◆ **EXERCISE INPUTS**:
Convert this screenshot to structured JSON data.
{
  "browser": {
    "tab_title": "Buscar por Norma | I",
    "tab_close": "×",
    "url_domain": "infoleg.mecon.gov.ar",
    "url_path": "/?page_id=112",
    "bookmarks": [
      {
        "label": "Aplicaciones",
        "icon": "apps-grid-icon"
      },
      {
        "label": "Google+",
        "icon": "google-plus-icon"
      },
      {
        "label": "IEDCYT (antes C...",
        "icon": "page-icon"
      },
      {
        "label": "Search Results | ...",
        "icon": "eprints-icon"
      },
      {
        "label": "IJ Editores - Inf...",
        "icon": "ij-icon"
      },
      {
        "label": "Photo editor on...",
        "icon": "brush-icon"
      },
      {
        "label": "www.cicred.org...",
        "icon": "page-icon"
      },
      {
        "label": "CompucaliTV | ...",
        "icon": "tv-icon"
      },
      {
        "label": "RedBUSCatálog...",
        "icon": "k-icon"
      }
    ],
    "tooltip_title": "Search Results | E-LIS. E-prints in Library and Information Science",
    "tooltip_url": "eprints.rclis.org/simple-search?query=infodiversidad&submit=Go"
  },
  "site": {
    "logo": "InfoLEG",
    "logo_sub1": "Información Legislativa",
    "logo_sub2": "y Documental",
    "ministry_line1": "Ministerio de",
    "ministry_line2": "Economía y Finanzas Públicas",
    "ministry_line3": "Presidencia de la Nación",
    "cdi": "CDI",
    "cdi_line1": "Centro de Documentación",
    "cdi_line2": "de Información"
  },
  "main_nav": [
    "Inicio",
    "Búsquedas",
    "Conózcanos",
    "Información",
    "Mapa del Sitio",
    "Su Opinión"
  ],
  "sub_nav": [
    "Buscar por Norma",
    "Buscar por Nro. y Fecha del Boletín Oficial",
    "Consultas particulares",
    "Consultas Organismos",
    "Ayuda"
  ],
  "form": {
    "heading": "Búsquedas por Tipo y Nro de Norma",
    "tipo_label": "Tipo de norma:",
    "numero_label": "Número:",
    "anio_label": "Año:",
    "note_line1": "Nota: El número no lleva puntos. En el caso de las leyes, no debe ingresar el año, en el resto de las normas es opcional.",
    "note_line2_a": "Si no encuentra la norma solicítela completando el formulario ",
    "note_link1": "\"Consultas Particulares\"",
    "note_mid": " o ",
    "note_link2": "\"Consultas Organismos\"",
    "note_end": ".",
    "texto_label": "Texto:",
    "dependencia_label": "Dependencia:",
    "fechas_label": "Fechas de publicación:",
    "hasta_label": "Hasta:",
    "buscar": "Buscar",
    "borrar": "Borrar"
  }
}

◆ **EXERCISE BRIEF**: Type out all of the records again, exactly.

◆ **OUTPUT OF THE TASK**:
Convert this screenshot to structured JSON data.
{
  "browser": {
    "tab_title": "Buscar por Norma | I",
    "tab_close": "×",
    "url_domain": "infoleg.mecon.gov.ar",
    "url_path": "/?page_id=112",
    "bookmarks": [
      {
        "label": "Aplicaciones",
        "icon": "apps-grid-icon"
      },
      {
        "label": "Google+",
        "icon": "google-plus-icon"
      },
      {
        "label": "IEDCYT (antes C...",
        "icon": "page-icon"
      },
      {
        "label": "Search Results | ...",
        "icon": "eprints-icon"
      },
      {
        "label": "IJ Editores - Inf...",
        "icon": "ij-icon"
      },
      {
        "label": "Photo editor on...",
        "icon": "brush-icon"
      },
      {
        "label": "www.cicred.org...",
        "icon": "page-icon"
      },
      {
        "label": "CompucaliTV | ...",
        "icon": "tv-icon"
      },
      {
        "label": "RedBUSCatálog...",
        "icon": "k-icon"
      }
    ],
    "tooltip_title": "Search Results | E-LIS. E-prints in Library and Information Science",
    "tooltip_url": "eprints.rclis.org/simple-search?query=infodiversidad&submit=Go"
  },
  "site": {
    "logo": "InfoLEG",
    "logo_sub1": "Información Legislativa",
    "logo_sub2": "y Documental",
    "ministry_line1": "Ministerio de",
    "ministry_line2": "Economía y Finanzas Públicas",
    "ministry_line3": "Presidencia de la Nación",
    "cdi": "CDI",
    "cdi_line1": "Centro de Documentación",
    "cdi_line2": "de Información"
  },
  "main_nav": [
    "Inicio",
    "Búsquedas",
    "Conózcanos",
    "Información",
    "Mapa del Sitio",
    "Su Opinión"
  ],
  "sub_nav": [
    "Buscar por Norma",
    "Buscar por Nro. y Fecha del Boletín Oficial",
    "Consultas particulares",
    "Consultas Organismos",
    "Ayuda"
  ],
  "form": {
    "heading": "Búsquedas por Tipo y Nro de Norma",
    "tipo_label": "Tipo de norma:",
    "numero_label": "Número:",
    "anio_label": "Año:",
    "note_line1": "Nota: El número no lleva puntos. En el caso de las leyes, no debe ingresar el año, en el resto de las normas es opcional.",
    "note_line2_a": "Si no encuentra la norma solicítela completando el formulario ",
    "note_link1": "\"Consultas Particulares\"",
    "note_mid": " o ",
    "note_link2": "\"Consultas Organismos\"",
    "note_end": ".",
    "texto_label": "Texto:",
    "dependencia_label": "Dependencia:",
    "fechas_label": "Fechas de publicación:",
    "hasta_label": "Hasta:",
    "buscar": "Buscar",
    "borrar": "Borrar"
  }
}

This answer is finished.